Forget the type of grape or blend. Forget the name of the wine region. Forget the pretty labels. Probably the most important factor in buying wine is price. It may seem obvious yet it often is unsaid or ignored and is worthy of more prominence.
This past weekend, I hung out with my friend Adam of Wine-Zag, and the issue of wine prices arose on two different occasions. The first time was more indirectly, at a poker game where we drank four different wines, including the 2009 Damien Lorieux Tuffeaux Bourgueil. This was a superb wine and what made it even more compelling was that it only costs $15 per bottle! Such a great value wine in that $10-$15 sweet spot.
It is these types of wines, inexpensive but that over deliver, which really excite wine lovers. It is easy to find and enjoy high-end wines, but there is a special thrill in finding those special, low priced wines that present a great value. Very few people can afford to buy expensive wines all the time. If you drink wine regularly, maybe 4-7 times a week, you have to stock up on inexpensive wines, especially those $15 and under. Very good wines can be found at this price point and I recently gave people advice on buying wines under $10. Everyone wants to know about these types of wines.
We have certain expectations for a wine dependent on its price point. For example, what we expect from a $10 wine is different than what we expect from a $25 wine. In essence, we expect that a more expensive wine should be higher quality than a cheaper wine. It is seen as a generalization and we understand there are exceptions at all price points. When we talk about "value" wines, we generally mean that a wine exceeds our expectations at its price point, that its quality reflects what you would expect for a more expensive wine. A $10 wine might taste like what we expect from a $20 wine. It is those type of value wines which are great discoveries.
The second time the issue of wine prices arose was more directly, while Adam and I were walking toward Pizzeria Posto to have cocktails. Adam asked me about the questions I ask customers at the wine store when I help them select wines. I mentioned that inquiring about a customer's price point is a standard and vital question. To most customers, price point is usually the most important aspect of their purchasing decision.
Adam mentioned that wine writer Eric Asimov, in a recent article on sommeliers, also spoke of the important of price. Eric wrote that wine prices are "...the single most important point in narrowing down a wine selection,.." at a restaurant. Though his article dealt with restaurants, it seems reasonable that Eric would expand that importance to consumers at wine stores as well. It is good to see the issue of price getting such prominence in a major newspaper wine column.
I have found that many consumers are open to trying different wines, whether it be from an unfamiliar region or made from less common grapes. Though they might prefer a Pinot Noir or Cabernet Sauvignon, they can be persuaded sometimes to try something like a Portuguese red blend or a Spanish Mencia. But, if they mention a price point, they usually are locked into that decision. The price point is extremely important to them, far more than the type or region of the wine. They want value for their money and get excited when you recommend an especially good value wine.

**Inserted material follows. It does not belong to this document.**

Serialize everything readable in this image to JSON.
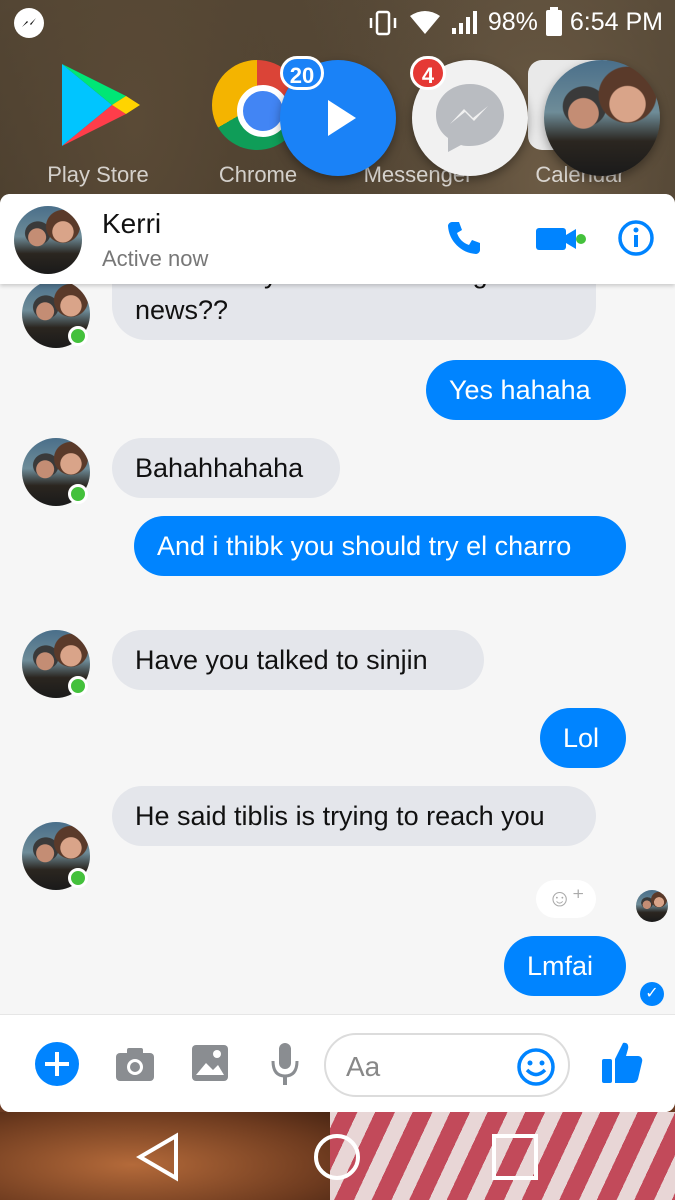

Wine writers would do well to pen articles about great value wines, those under $15, as such would potentially interest the greatest audience, from people new to wine as well as long time wine lovers. For example, each year I write a compilation post, my Top Ten Wines Under $15, collecting reviews of my favorite inexpensive, values wines of the past year. It remains a very popular post because price matters to people.
What value wine, under $15, has captivated your attention recently?